It’s a fine question, don’t worry. Unfortunately its not a fine answer. Basically it all comes down to politics, the FIA WSC abandoned Daytona in 1982, because someone thought it a good idea that every WSC race be Six hours or 1000km except for Le Mans. As a Result, Daytona naturally became the hightlight event in the IMSA GT Championship. The WSC of course collapsed in 1992, but IMSA remained active until 1998, when it split into two series, one which eventually became Grand Am of which the France Family ran, had its own unique regulations and Daytona 24 as… Read more »

MIE
Editor
MIE

Thanks for the explanation.

Tom Firth
Guest
Tom Firth

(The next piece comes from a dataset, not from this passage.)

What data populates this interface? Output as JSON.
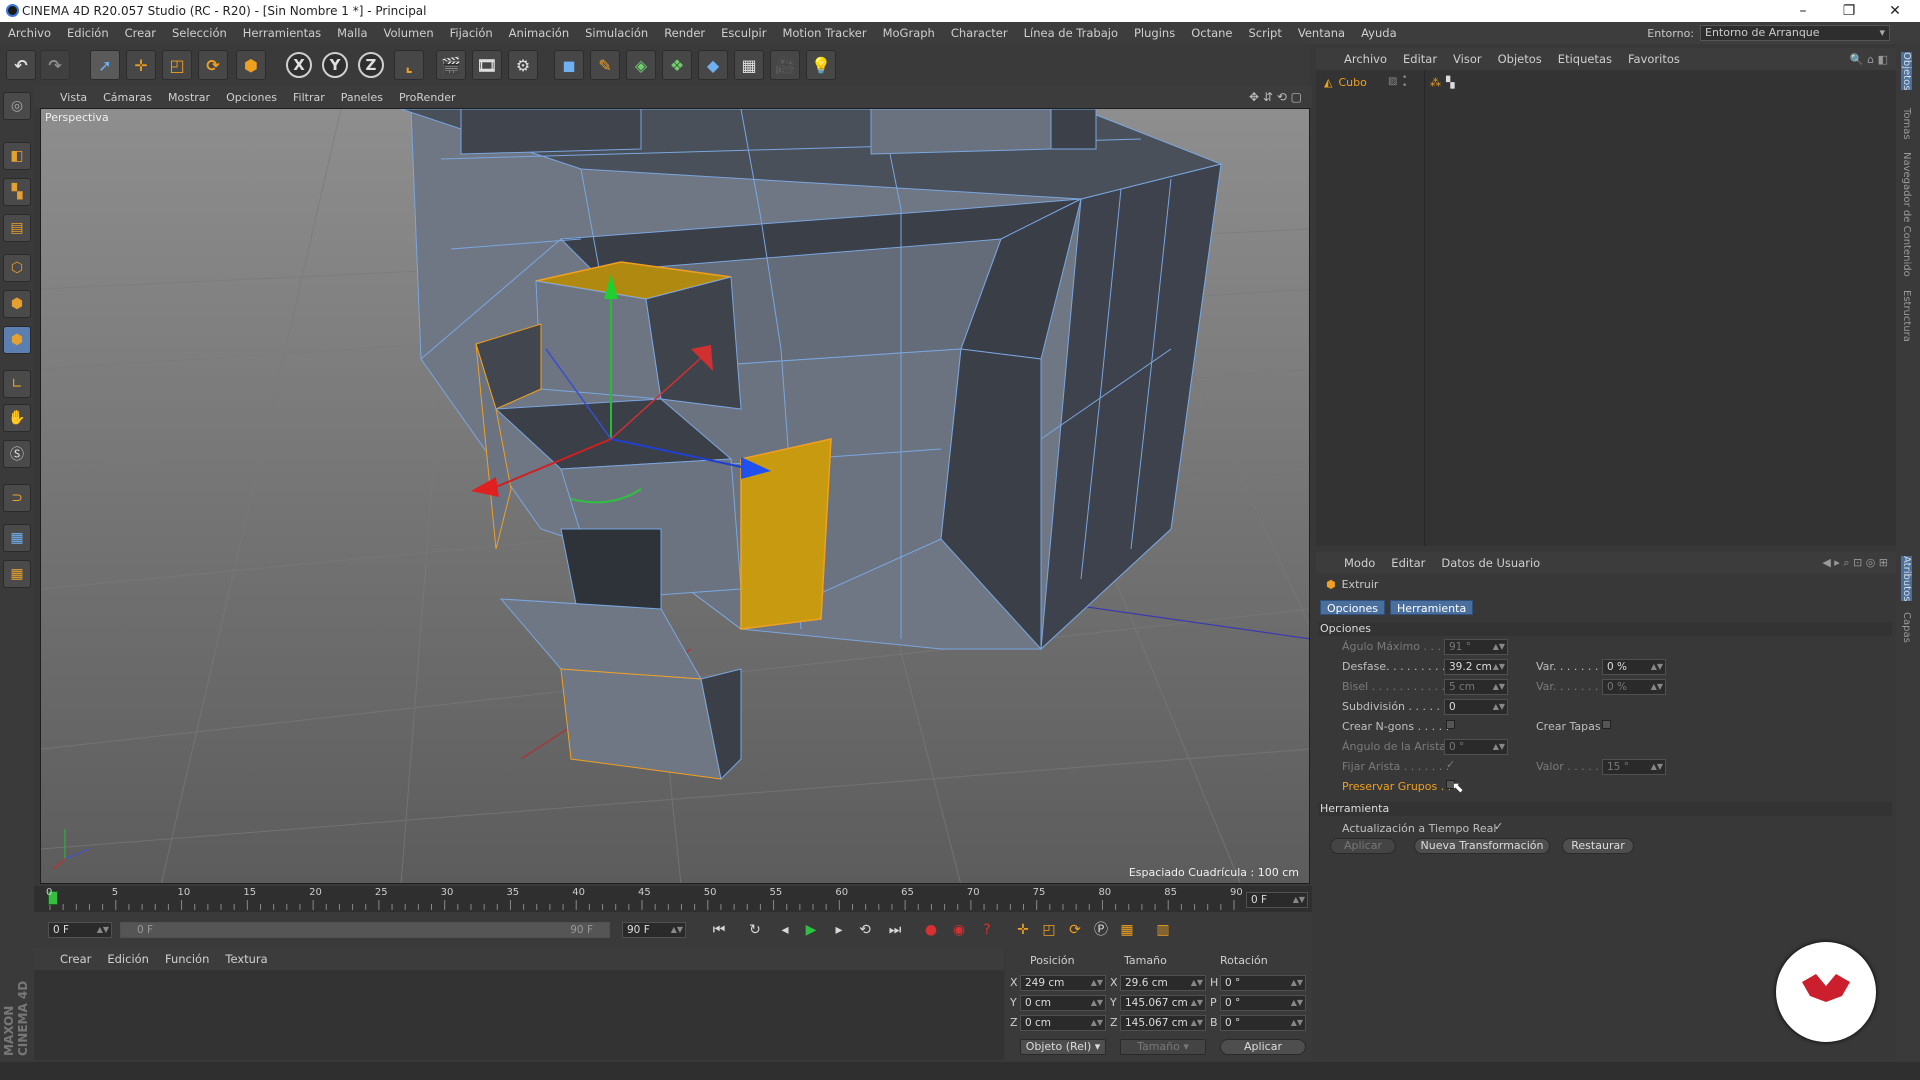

Apologies if it became more confusing :-) but yeah, same reason WEC doesn’t go to Sebring (tried that one with a joint race with ALMS in 2012, it was interesting to say the least) The other reason, FIA WEC doesn’t go to some circuits, which is far easier to explain, is the FIA WEC have a real preference for Grade 1 circuits (Le Mans exempt)